  9. Mutual Funds & ETFs

    Using Short ETFs to Battle a Down Market

    Instead of selling your stocks to get gains, consider a short selling strategy, specifically one that uses short ETFs that help manage the risk.
  10. Investing Basics

    How to Diversify with International Stocks

    Diversifying with international stocks can benefit most portfolios, but beware of country risk.
  1. How do dividends affect retained earnings?

    When a company issues a cash dividend to its shareholders, the retained earnings listed on the balance sheet are reduced ... Read Full Answer >>
  2. What is the difference between called-up share capital and paid-up share capital?

    The difference between called-up share capital and paid-up share capital is investors have already paid in full for paid-up ... Read Full Answer >>
  3. Why would a corporation issue convertible bonds?

    A convertible bond represents a hybrid security that has bond and equity features; this type of bond allows the conversion ... Read Full Answer >>
  4. How does additional paid in capital affect retained earnings?

    Both additional paid-in capital and retained earnings are entries under the shareholders' equity section of a company's balance ... Read Full Answer >>
  5. What types of capital are not considered share capital?

    The money a business uses to fund operations or growth is called capital, and there are a number of capital sources available. ... Read Full Answer >>
  6. What is the difference between issued share capital and subscribed share capital?

    The difference between subscribed share capital and issued share capital is the former relates to the amount of stock for ... Read Full Answer >>

You May Also Like

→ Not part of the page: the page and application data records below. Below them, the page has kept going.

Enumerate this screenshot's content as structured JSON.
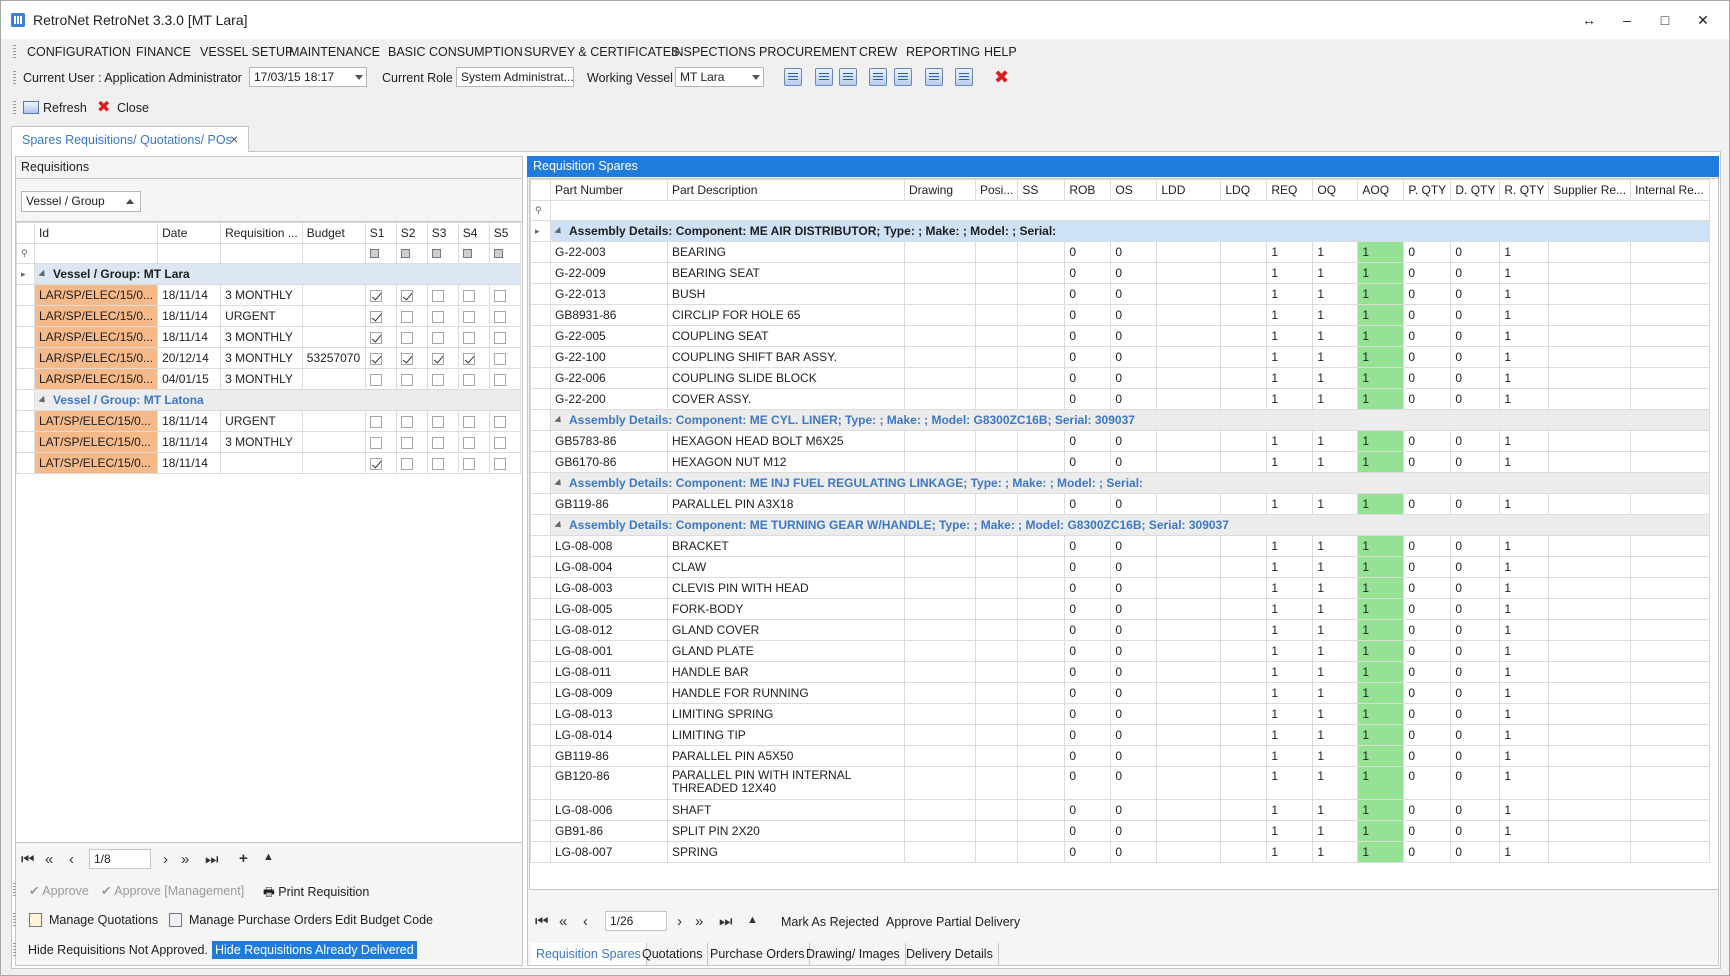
{
  "window": {
    "title": "RetroNet RetroNet 3.3.0 [MT Lara]",
    "controls": [
      "↔",
      "–",
      "□",
      "✕"
    ]
  },
  "menu": [
    "CONFIGURATION",
    "FINANCE",
    "VESSEL SETUP",
    "MAINTENANCE",
    "BASIC CONSUMPTION",
    "SURVEY & CERTIFICATES",
    "INSPECTIONS",
    "PROCUREMENT",
    "CREW",
    "REPORTING",
    "HELP"
  ],
  "toolbar": {
    "current_user_label": "Current User : Application Administrator",
    "date_value": "17/03/15 18:17",
    "current_role_label": "Current Role",
    "role_value": "System Administrat...",
    "working_vessel_label": "Working Vessel",
    "vessel_value": "MT Lara"
  },
  "actions": {
    "refresh": "Refresh",
    "close": "Close"
  },
  "doc_tab": {
    "label": "Spares Requisitions/ Quotations/ POs",
    "close": "×"
  },
  "requisitions": {
    "title": "Requisitions",
    "group_by": "Vessel / Group",
    "columns": [
      "Id",
      "Date",
      "Requisition ...",
      "Budget",
      "S1",
      "S2",
      "S3",
      "S4",
      "S5"
    ],
    "groups": [
      {
        "label": "Vessel / Group: MT Lara",
        "rows": [
          {
            "id": "LAR/SP/ELEC/15/0...",
            "date": "18/11/14",
            "req": "3 MONTHLY",
            "budget": "",
            "s": [
              true,
              true,
              false,
              false,
              false
            ]
          },
          {
            "id": "LAR/SP/ELEC/15/0...",
            "date": "18/11/14",
            "req": "URGENT",
            "budget": "",
            "s": [
              true,
              false,
              false,
              false,
              false
            ]
          },
          {
            "id": "LAR/SP/ELEC/15/0...",
            "date": "18/11/14",
            "req": "3 MONTHLY",
            "budget": "",
            "s": [
              true,
              false,
              false,
              false,
              false
            ]
          },
          {
            "id": "LAR/SP/ELEC/15/0...",
            "date": "20/12/14",
            "req": "3 MONTHLY",
            "budget": "53257070",
            "s": [
              true,
              true,
              true,
              true,
              false
            ]
          },
          {
            "id": "LAR/SP/ELEC/15/0...",
            "date": "04/01/15",
            "req": "3 MONTHLY",
            "budget": "",
            "s": [
              false,
              false,
              false,
              false,
              false
            ]
          }
        ]
      },
      {
        "label": "Vessel / Group: MT Latona",
        "rows": [
          {
            "id": "LAT/SP/ELEC/15/0...",
            "date": "18/11/14",
            "req": "URGENT",
            "budget": "",
            "s": [
              false,
              false,
              false,
              false,
              false
            ]
          },
          {
            "id": "LAT/SP/ELEC/15/0...",
            "date": "18/11/14",
            "req": "3 MONTHLY",
            "budget": "",
            "s": [
              false,
              false,
              false,
              false,
              false
            ]
          },
          {
            "id": "LAT/SP/ELEC/15/0...",
            "date": "18/11/14",
            "req": "",
            "budget": "",
            "s": [
              true,
              false,
              false,
              false,
              false
            ]
          }
        ]
      }
    ],
    "pager": "1/8",
    "approve": "Approve",
    "approve_mgmt": "Approve [Management]",
    "print": "Print Requisition",
    "manage_quotations": "Manage Quotations",
    "manage_pos": "Manage Purchase Orders",
    "edit_budget": "Edit Budget Code",
    "hide_not_approved": "Hide Requisitions Not Approved.",
    "hide_delivered": "Hide Requisitions Already Delivered"
  },
  "spares": {
    "title": "Requisition Spares",
    "columns": [
      "Part Number",
      "Part Description",
      "Drawing",
      "Posi...",
      "SS",
      "ROB",
      "OS",
      "LDD",
      "LDQ",
      "REQ",
      "OQ",
      "AOQ",
      "P. QTY",
      "D. QTY",
      "R. QTY",
      "Supplier Re...",
      "Internal Re..."
    ],
    "assemblies": [
      {
        "label": "Assembly Details: Component: ME AIR DISTRIBUTOR; Type: ; Make: ; Model: ; Serial:",
        "parts": [
          {
            "pn": "G-22-003",
            "desc": "BEARING"
          },
          {
            "pn": "G-22-009",
            "desc": "BEARING SEAT"
          },
          {
            "pn": "G-22-013",
            "desc": "BUSH"
          },
          {
            "pn": "GB8931-86",
            "desc": "CIRCLIP FOR HOLE 65"
          },
          {
            "pn": "G-22-005",
            "desc": "COUPLING SEAT"
          },
          {
            "pn": "G-22-100",
            "desc": "COUPLING SHIFT BAR ASSY."
          },
          {
            "pn": "G-22-006",
            "desc": "COUPLING SLIDE BLOCK"
          },
          {
            "pn": "G-22-200",
            "desc": "COVER ASSY."
          }
        ]
      },
      {
        "label": "Assembly Details: Component: ME CYL. LINER; Type: ; Make: ; Model: G8300ZC16B; Serial: 309037",
        "parts": [
          {
            "pn": "GB5783-86",
            "desc": "HEXAGON HEAD BOLT M6X25"
          },
          {
            "pn": "GB6170-86",
            "desc": "HEXAGON NUT M12"
          }
        ]
      },
      {
        "label": "Assembly Details: Component: ME INJ FUEL REGULATING LINKAGE; Type: ; Make: ; Model: ; Serial:",
        "parts": [
          {
            "pn": "GB119-86",
            "desc": "PARALLEL PIN A3X18"
          }
        ]
      },
      {
        "label": "Assembly Details: Component: ME TURNING GEAR W/HANDLE; Type: ; Make: ; Model: G8300ZC16B; Serial: 309037",
        "parts": [
          {
            "pn": "LG-08-008",
            "desc": "BRACKET"
          },
          {
            "pn": "LG-08-004",
            "desc": "CLAW"
          },
          {
            "pn": "LG-08-003",
            "desc": "CLEVIS PIN WITH HEAD"
          },
          {
            "pn": "LG-08-005",
            "desc": "FORK-BODY"
          },
          {
            "pn": "LG-08-012",
            "desc": "GLAND COVER"
          },
          {
            "pn": "LG-08-001",
            "desc": "GLAND PLATE"
          },
          {
            "pn": "LG-08-011",
            "desc": "HANDLE BAR"
          },
          {
            "pn": "LG-08-009",
            "desc": "HANDLE FOR RUNNING"
          },
          {
            "pn": "LG-08-013",
            "desc": "LIMITING SPRING"
          },
          {
            "pn": "LG-08-014",
            "desc": "LIMITING TIP"
          },
          {
            "pn": "GB119-86",
            "desc": "PARALLEL PIN A5X50"
          },
          {
            "pn": "GB120-86",
            "desc": "PARALLEL PIN WITH INTERNAL THREADED 12X40",
            "tall": true
          },
          {
            "pn": "LG-08-006",
            "desc": "SHAFT"
          },
          {
            "pn": "GB91-86",
            "desc": "SPLIT PIN 2X20"
          },
          {
            "pn": "LG-08-007",
            "desc": "SPRING"
          }
        ]
      }
    ],
    "default_values": {
      "rob": "0",
      "os": "0",
      "req": "1",
      "oq": "1",
      "aoq": "1",
      "pqty": "0",
      "dqty": "0",
      "rqty": "1"
    },
    "pager": "1/26",
    "mark_rejected": "Mark As Rejected",
    "approve_partial": "Approve Partial Delivery"
  },
  "bottom_tabs": [
    "Requisition Spares",
    "Quotations",
    "Purchase Orders",
    "Drawing/ Images",
    "Delivery Details"
  ],
  "colors": {
    "accent": "#1f7cdc",
    "id_cell": "#f5b98a",
    "aoq_cell": "#95e295",
    "group_text": "#3b78c8"
  }
}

Trading Center
You are using adblocking software

Want access to all of Investopedia? Add us to your “whitelist”
so you'll never miss a feature!